**Your goal**
Within the records below, find each line that holds the string "title", then copy it.

┏━━

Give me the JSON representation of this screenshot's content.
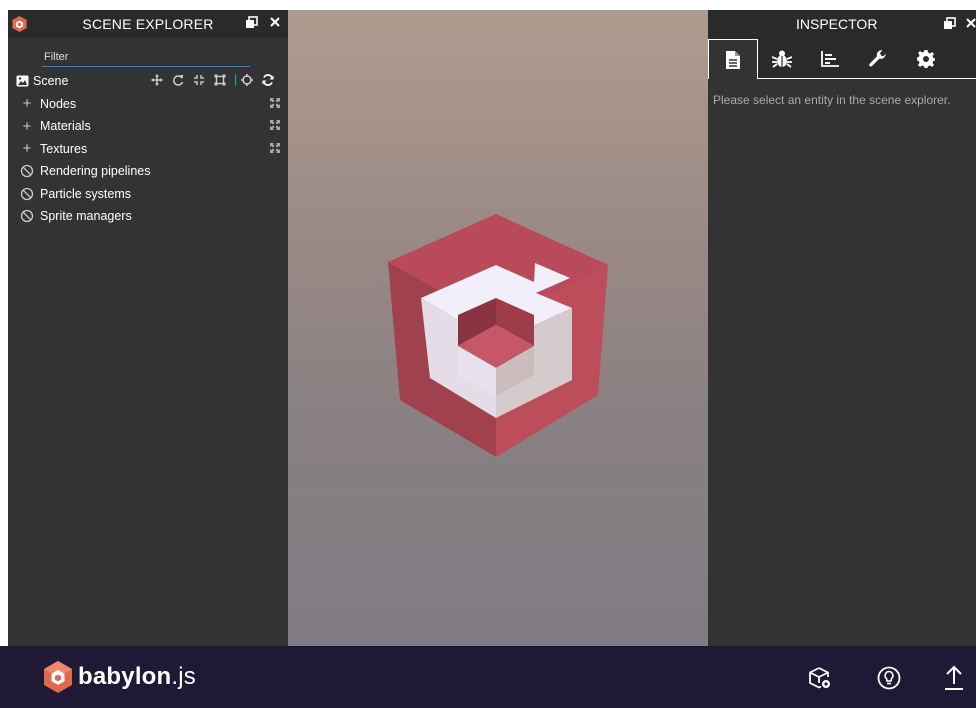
{
  "explorer": {
    "title": "SCENE EXPLORER",
    "filter_placeholder": "Filter",
    "scene_label": "Scene",
    "scene_tools": [
      "move-icon",
      "rotate-icon",
      "scale-icon",
      "bounding-box-icon",
      "target-icon",
      "refresh-icon"
    ],
    "items": [
      {
        "label": "Nodes",
        "type": "expandable"
      },
      {
        "label": "Materials",
        "type": "expandable"
      },
      {
        "label": "Textures",
        "type": "expandable"
      },
      {
        "label": "Rendering pipelines",
        "type": "disabled"
      },
      {
        "label": "Particle systems",
        "type": "disabled"
      },
      {
        "label": "Sprite managers",
        "type": "disabled"
      }
    ]
  },
  "inspector": {
    "title": "INSPECTOR",
    "tabs": [
      "properties-tab",
      "debug-tab",
      "statistics-tab",
      "tools-tab",
      "settings-tab"
    ],
    "active_tab": "properties-tab",
    "empty_message": "Please select an entity in the scene explorer."
  },
  "footer": {
    "brand_bold": "babylon",
    "brand_suffix": ".js",
    "actions": [
      "cube-settings-icon",
      "lightbulb-icon",
      "upload-icon"
    ]
  },
  "colors": {
    "panel_bg": "#333333",
    "header_bg": "#2a2a2a",
    "footer_bg": "#201936",
    "logo_red": "#e0684b",
    "cube_red": "#b74a57",
    "cube_white": "#f4f1fb",
    "accent_blue": "#1f9ed8"
  }
}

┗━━

**Finished task**
    "title": "SCENE EXPLORER",
    "title": "INSPECTOR",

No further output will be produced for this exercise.